The Museum History

Key dates


As the ICRC’s hundredth anniversary approached, new initiatives were launched to establish a Red Cross Museum in Geneva.


Laurent Marti, a former delegate, presented the idea of a museum and sent a memorandum to Jean Pictet, Director-General of the ICRC. The aim was to trace the major stages of humanitarian history before and after the creation of the Red Cross.


An architectural competition was launched. The final choice fell on the project by Pierre Zoelly, Georges Haefeli and Michel Girardet, which retained the existing site and forged a link with the work of the Red Cross.


The Foundation for the International Red Cross Museum was established and was chaired by Philippe de Weck.


The first stone of the Museum was set in place on 20 November, in the presence of Mrs Ursula Furgler, Mrs Raissa Gorbatchev and Mrs Nancy Reagan.


With Laurent Marti as its Director, the Museum opened its doors to the public on 29 October.
It then took the name of the International Red Cross and Red Crescent Museum and
 Jean-Pierre Hocké was appointed as its President.


Didier Helg took over as the Museum’s Director, followed by Christine Müller.


Roger Mayou was appointed Director. He initiated the redevelopment of « Area 11 », the part of the permanent exhibition covering the contemporary period.
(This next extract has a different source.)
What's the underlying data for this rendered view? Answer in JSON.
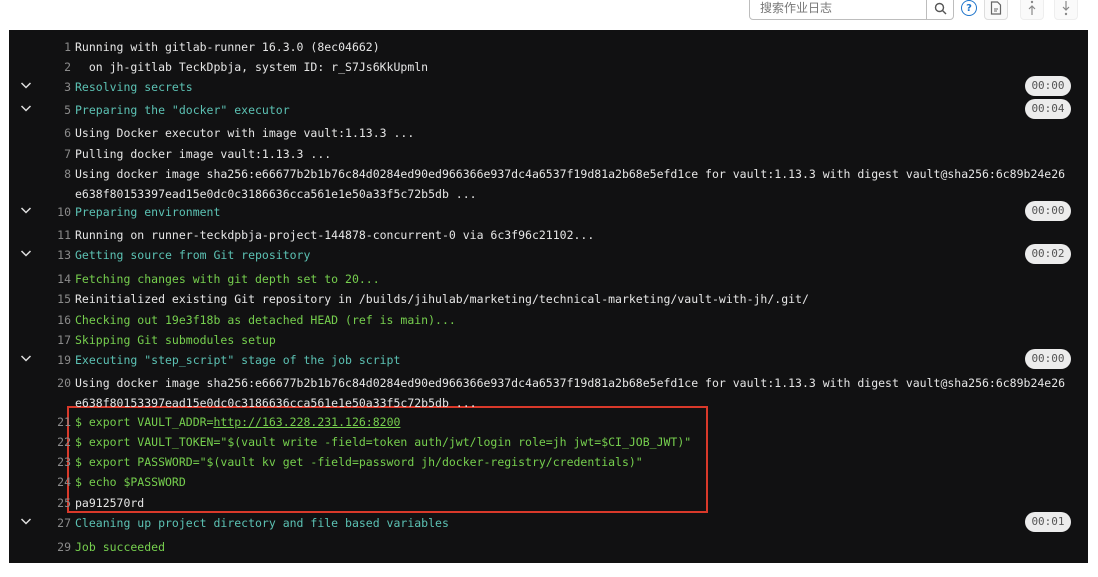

Eager to continue in that direction, he began to consider the possibility of renewing the entire permanent exhibition.


Following a period with Michel Convers as the interim Director, Bernard Koechlin became the Council’s Chairman.


The Foundation Board adopted the strategic plan for 2008-2018, which included two major decisions: the construction of a «Visitors’ Centre» shared with the ICRC and complete transformation of the permanent exhibition.


Luc Hafner was appointed Chair of the Foundation Board.


With the assistance of Lordculture, a competition for the scenography was launched. Nine international architect/scenographer companies were invited to take part.


The jury’s choice fell on Gringo Cardia from Brazil, Diébédo Francis Kéré from Burkina Faso and Shigeru Ban from Japan. Coordination of the overall master plan and the work of the three winning architects, as well as the redevelopment of the common spaces and the new temporary exhibition room were entrusted to atelier oï.


The Museum closed its doors at the end of June.


After 22 months of work, it will reopen on 18 May with the new permanent exhibition,
The Humanitarian Adventure.



An archaeology of the existent: the common spaces project

atelier oï was given the task of coordinating the general master plan for the construction of the new Museum and the work of the three scenographers entrusted with the design of the permanent exhibition. It also designed the common spaces, such as the reception, shop and circulation areas.

In tackling the layout concept for the common spaces, we began by taking stock of the museum’s context and its existing architecture, much like an archaeologist whose primary aim is to try to understand and interpret what he finds. In that sense, we could not eclipse the presence or strength of the work of the architect Pierre Zoelly from the 1980s. Our approach was therefore to seek to establish a dialogue with the existent rather than to attempt to break with it. We had to find a way of signalling a new stage in the Museum’s development while, at the same time, drawing on past history.

Working with the material
Before reflecting on an appropriate form or composition, we first looked for a material that would be able to dialogue with the concrete that is an omnipresent feature of the museum’s existing architecture. To contrast with the mineral packaging, we chose solid wood as the only substance that would be the leitmotif in our work, unfurling like a ribbon as visitors move along their chosen routes. In the curved architecture devoid of right angles, the wood becomes a living material in alliance with the stone; the material plays and blends with what was already in place and with the surroundings and has been used in some scenographies much as the hempcrete and cardboard tubes. So as to adapt this interplay to the programmes and the needs, by making wavy cuts in strips of solid wood we created a tool that enabled us to make the different partitions and movable items needed in the layout of the common spaces. Thus, by slightly offsetting the strips, the degree of transparency and opacity of the partitions could be varied, accompanying visitors in slightly different ways as they move through the Museum.
We decided to use a poured floor, the idea being for it to tie in with the concept of flexible routing, and to use a red earth colour so that it would blend chromatically with the wood in our design and with the range of materials that are the main feature of the different scenographies,